## Exercise aim
What lines in the listing include "Shared"? Return a copy of each.

## Input data
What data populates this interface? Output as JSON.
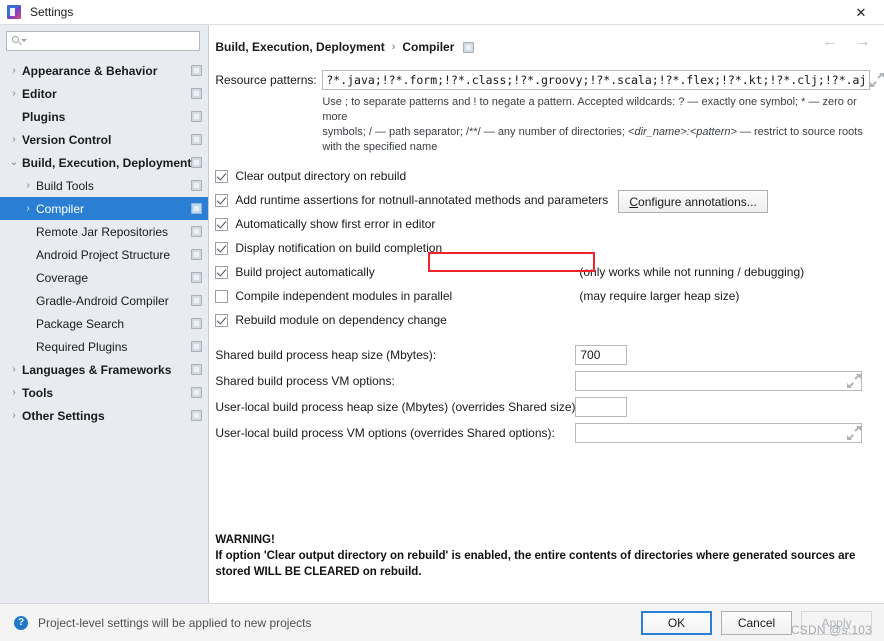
{
  "window": {
    "title": "Settings",
    "app_icon": "intellij-idea-icon",
    "close_label": "✕"
  },
  "sidebar": {
    "search": {
      "placeholder": "",
      "value": "",
      "icon": "search-icon"
    },
    "items": [
      {
        "label": "Appearance & Behavior",
        "level": 0,
        "twisty": "›",
        "bold": true,
        "badge": true,
        "selected": false
      },
      {
        "label": "Editor",
        "level": 0,
        "twisty": "›",
        "bold": true,
        "badge": true,
        "selected": false
      },
      {
        "label": "Plugins",
        "level": 0,
        "twisty": "",
        "bold": true,
        "badge": true,
        "selected": false
      },
      {
        "label": "Version Control",
        "level": 0,
        "twisty": "›",
        "bold": true,
        "badge": true,
        "selected": false
      },
      {
        "label": "Build, Execution, Deployment",
        "level": 0,
        "twisty": "⌄",
        "bold": true,
        "badge": true,
        "selected": false
      },
      {
        "label": "Build Tools",
        "level": 1,
        "twisty": "›",
        "bold": false,
        "badge": true,
        "selected": false
      },
      {
        "label": "Compiler",
        "level": 1,
        "twisty": "›",
        "bold": false,
        "badge": true,
        "selected": true
      },
      {
        "label": "Remote Jar Repositories",
        "level": 2,
        "twisty": "",
        "bold": false,
        "badge": true,
        "selected": false
      },
      {
        "label": "Android Project Structure",
        "level": 2,
        "twisty": "",
        "bold": false,
        "badge": true,
        "selected": false
      },
      {
        "label": "Coverage",
        "level": 2,
        "twisty": "",
        "bold": false,
        "badge": true,
        "selected": false
      },
      {
        "label": "Gradle-Android Compiler",
        "level": 2,
        "twisty": "",
        "bold": false,
        "badge": true,
        "selected": false
      },
      {
        "label": "Package Search",
        "level": 2,
        "twisty": "",
        "bold": false,
        "badge": true,
        "selected": false
      },
      {
        "label": "Required Plugins",
        "level": 2,
        "twisty": "",
        "bold": false,
        "badge": true,
        "selected": false
      },
      {
        "label": "Languages & Frameworks",
        "level": 0,
        "twisty": "›",
        "bold": true,
        "badge": true,
        "selected": false
      },
      {
        "label": "Tools",
        "level": 0,
        "twisty": "›",
        "bold": true,
        "badge": true,
        "selected": false
      },
      {
        "label": "Other Settings",
        "level": 0,
        "twisty": "›",
        "bold": true,
        "badge": true,
        "selected": false
      }
    ]
  },
  "content": {
    "breadcrumb": {
      "root": "Build, Execution, Deployment",
      "separator": "›",
      "leaf": "Compiler"
    },
    "nav": {
      "back": "←",
      "forward": "→"
    },
    "resource_patterns": {
      "label": "Resource patterns:",
      "value": "?*.java;!?*.form;!?*.class;!?*.groovy;!?*.scala;!?*.flex;!?*.kt;!?*.clj;!?*.aj",
      "expand_icon": "expand-icon"
    },
    "help": {
      "line1": "Use ; to separate patterns and ! to negate a pattern. Accepted wildcards: ? — exactly one symbol; * — zero or more",
      "line2_a": "symbols; / — path separator; /**/ — any number of directories; ",
      "line2_italic": "<dir_name>:<pattern>",
      "line2_b": " — restrict to source roots",
      "line3": "with the specified name"
    },
    "checkboxes": [
      {
        "label": "Clear output directory on rebuild",
        "checked": true,
        "hint": "",
        "mnemonic_index": 1
      },
      {
        "label": "Add runtime assertions for notnull-annotated methods and parameters",
        "checked": true,
        "hint": "",
        "mnemonic_index": 12
      },
      {
        "label": "Automatically show first error in editor",
        "checked": true,
        "hint": "",
        "mnemonic_index": 24
      },
      {
        "label": "Display notification on build completion",
        "checked": true,
        "hint": "",
        "mnemonic_index": -1
      },
      {
        "label": "Build project automatically",
        "checked": true,
        "hint": "(only works while not running / debugging)",
        "mnemonic_index": -1
      },
      {
        "label": "Compile independent modules in parallel",
        "checked": false,
        "hint": "(may require larger heap size)",
        "mnemonic_index": -1
      },
      {
        "label": "Rebuild module on dependency change",
        "checked": true,
        "hint": "",
        "mnemonic_index": -1
      }
    ],
    "configure_annotations_button": {
      "prefix": "C",
      "rest": "onfigure annotations..."
    },
    "fields": [
      {
        "label": "Shared build process heap size (Mbytes):",
        "value": "700",
        "type": "small"
      },
      {
        "label": "Shared build process VM options:",
        "value": "",
        "type": "wide"
      },
      {
        "label": "User-local build process heap size (Mbytes) (overrides Shared size):",
        "value": "",
        "type": "small"
      },
      {
        "label": "User-local build process VM options (overrides Shared options):",
        "value": "",
        "type": "wide"
      }
    ],
    "warning": {
      "title": "WARNING!",
      "line1": "If option 'Clear output directory on rebuild' is enabled, the entire contents of directories where generated sources are",
      "line2": "stored WILL BE CLEARED on rebuild."
    }
  },
  "footer": {
    "help_icon": "?",
    "status_text": "Project-level settings will be applied to new projects",
    "ok_label": "OK",
    "cancel_label": "Cancel",
    "apply_label": "Apply",
    "watermark": "CSDN @s:103"
  },
  "colors": {
    "selection_blue": "#2a7fd4",
    "sidebar_bg": "#e8ecf1",
    "highlight_red": "#f0242b",
    "primary_border": "#2b7fd4"
  }
}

## Completed exercise
        "label": "Shared build process heap size (Mbytes):",
        "label": "Shared build process VM options:",
        "label": "User-local build process heap size (Mbytes) (overrides Shared size):",
        "label": "User-local build process VM options (overrides Shared options):",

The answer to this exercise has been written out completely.